When I finished The Secret History I found myself unaffected by the events that had taken place. Events that in reality I should have found horrific, but because I had seen them through Richards eyes, I was somewhat oblivious to the reality of the situation. It was actually the first book that really made me sit back and think how much of an effect the narrator had on my reading and understanding of the book. Nick on the other hand is a much more annoying narrator, whilst I somehow justified Richards narrative gaps, I found Nicks to be irritating. Whilst I found myself becoming engrossed in Richards world, I found myself yearning to see more of Gatsby's when Nick was the narrator.

So, who is my favourite?

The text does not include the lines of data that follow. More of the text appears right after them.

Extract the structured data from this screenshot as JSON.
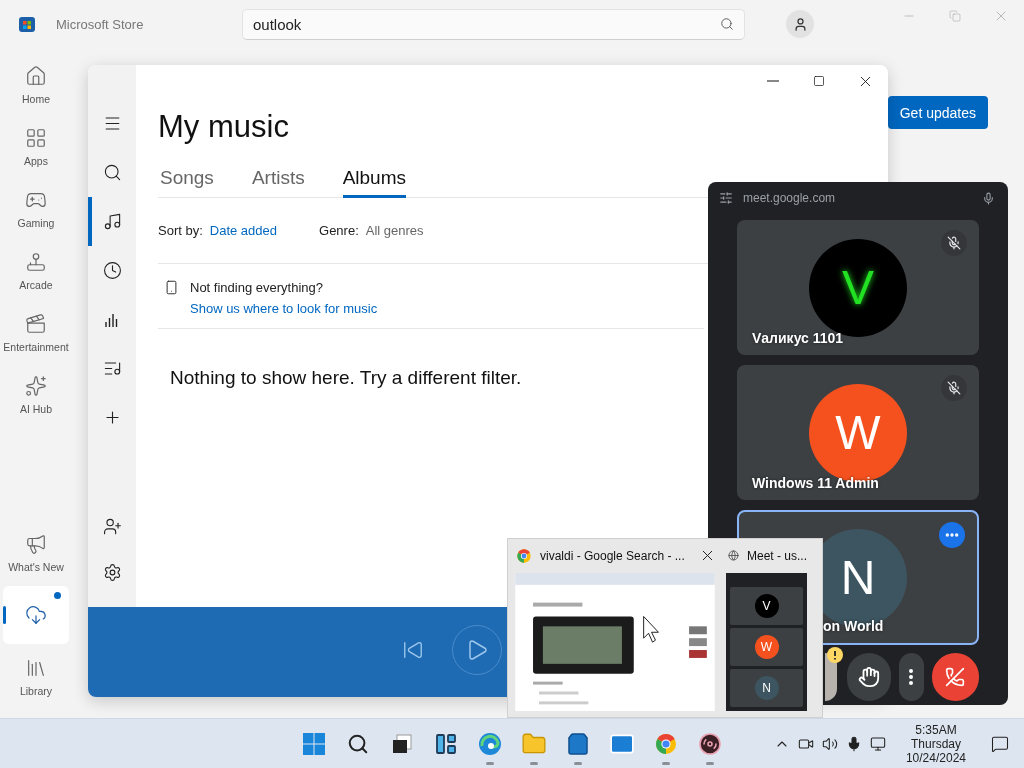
{
  "store": {
    "title": "Microsoft Store",
    "search": {
      "value": "outlook"
    },
    "nav": [
      {
        "kind": "home",
        "label": "Home",
        "selected": false
      },
      {
        "kind": "apps",
        "label": "Apps",
        "selected": false
      },
      {
        "kind": "gaming",
        "label": "Gaming",
        "selected": false
      },
      {
        "kind": "arcade",
        "label": "Arcade",
        "selected": false
      },
      {
        "kind": "entertainment",
        "label": "Entertainment",
        "selected": false
      },
      {
        "kind": "ai",
        "label": "AI Hub",
        "selected": false
      }
    ],
    "nav_bottom": [
      {
        "kind": "news",
        "label": "What's New",
        "selected": false,
        "badge": false
      },
      {
        "kind": "downloads",
        "selected": true,
        "badge": true
      },
      {
        "kind": "library",
        "label": "Library",
        "selected": false,
        "badge": false
      }
    ],
    "get_updates": "Get updates"
  },
  "music": {
    "title": "My music",
    "rail": [
      {
        "kind": "menu",
        "selected": false
      },
      {
        "kind": "search",
        "selected": false
      },
      {
        "kind": "music",
        "selected": true
      },
      {
        "kind": "recent",
        "selected": false
      },
      {
        "kind": "charts",
        "selected": false
      },
      {
        "kind": "playlist",
        "selected": false
      },
      {
        "kind": "add",
        "selected": false
      }
    ],
    "rail_bottom": [
      {
        "kind": "account",
        "selected": false
      },
      {
        "kind": "settings",
        "selected": false
      }
    ],
    "tabs": [
      {
        "label": "Songs",
        "selected": false
      },
      {
        "label": "Artists",
        "selected": false
      },
      {
        "label": "Albums",
        "selected": true
      }
    ],
    "sort_label": "Sort by:",
    "sort_value": "Date added",
    "genre_label": "Genre:",
    "genre_value": "All genres",
    "notice": "Not finding everything?",
    "notice_link": "Show us where to look for music",
    "empty": "Nothing to show here. Try a different filter."
  },
  "meet": {
    "url": "meet.google.com",
    "participants": [
      {
        "name": "Vаликус 1101",
        "initial": "V",
        "kind": "neon",
        "color": "#000000",
        "muted": true,
        "selected": false
      },
      {
        "name": "Windows 11 Admin",
        "initial": "W",
        "kind": "plain",
        "color": "#f4511e",
        "muted": true,
        "selected": false
      },
      {
        "name": "on World",
        "initial": "N",
        "kind": "plain",
        "color": "#3d5560",
        "muted": false,
        "selected": true
      }
    ]
  },
  "preview": {
    "thumbnails": [
      {
        "kind": "browser",
        "title": "vivaldi - Google Search - ...",
        "selected": true
      },
      {
        "kind": "meet",
        "title": "Meet - us...",
        "selected": false,
        "tiles": [
          {
            "initial": "V",
            "color": "#000000"
          },
          {
            "initial": "W",
            "color": "#f4511e"
          },
          {
            "initial": "N",
            "color": "#3d5560"
          }
        ]
      }
    ]
  },
  "taskbar": {
    "apps": [
      {
        "kind": "start",
        "running": false
      },
      {
        "kind": "search",
        "running": false
      },
      {
        "kind": "taskview",
        "running": false
      },
      {
        "kind": "widgets",
        "running": false
      },
      {
        "kind": "edge",
        "running": true
      },
      {
        "kind": "explorer",
        "running": true
      },
      {
        "kind": "store",
        "running": true
      },
      {
        "kind": "mail",
        "running": false
      },
      {
        "kind": "chrome",
        "running": true
      },
      {
        "kind": "player",
        "running": true
      }
    ],
    "tray": [
      {
        "kind": "chevron"
      },
      {
        "kind": "camera"
      },
      {
        "kind": "volume"
      },
      {
        "kind": "mic"
      },
      {
        "kind": "network"
      }
    ],
    "time": "5:35AM",
    "day": "Thursday",
    "date": "10/24/2024"
  }
}
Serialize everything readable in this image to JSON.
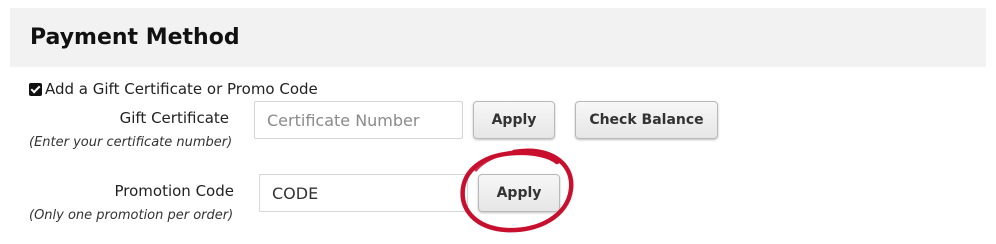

This is a bit of a Sophie's choice scenario, these two books are in a constant fight for the top spot on my list of all time favourite books and I struggle to choose between them. But if I was really pushed to make a decision, I would have to go with Richard. It was his ability to immerse me in a story to the extent that I stopped questioning what he said. Any moral views I had went right out of the window and I found myself nodding along as he revealed the story. Donna Tartt has a way with words that I think is hard to match and she certainly weaved her magic in The Secret History.  

'I was within and without. Simultaneously enchanted and repelled by the inexhaustible variety of life'
-F. Scott Fitzgerald, The Great Gatsby

'I suppose at one time in my life I might have had any number of stories, but now there is no other. This is the only story I will ever be able to tell'
-Donna Tartt, The Secret History

Let me know in the comments who is your all time favourite character!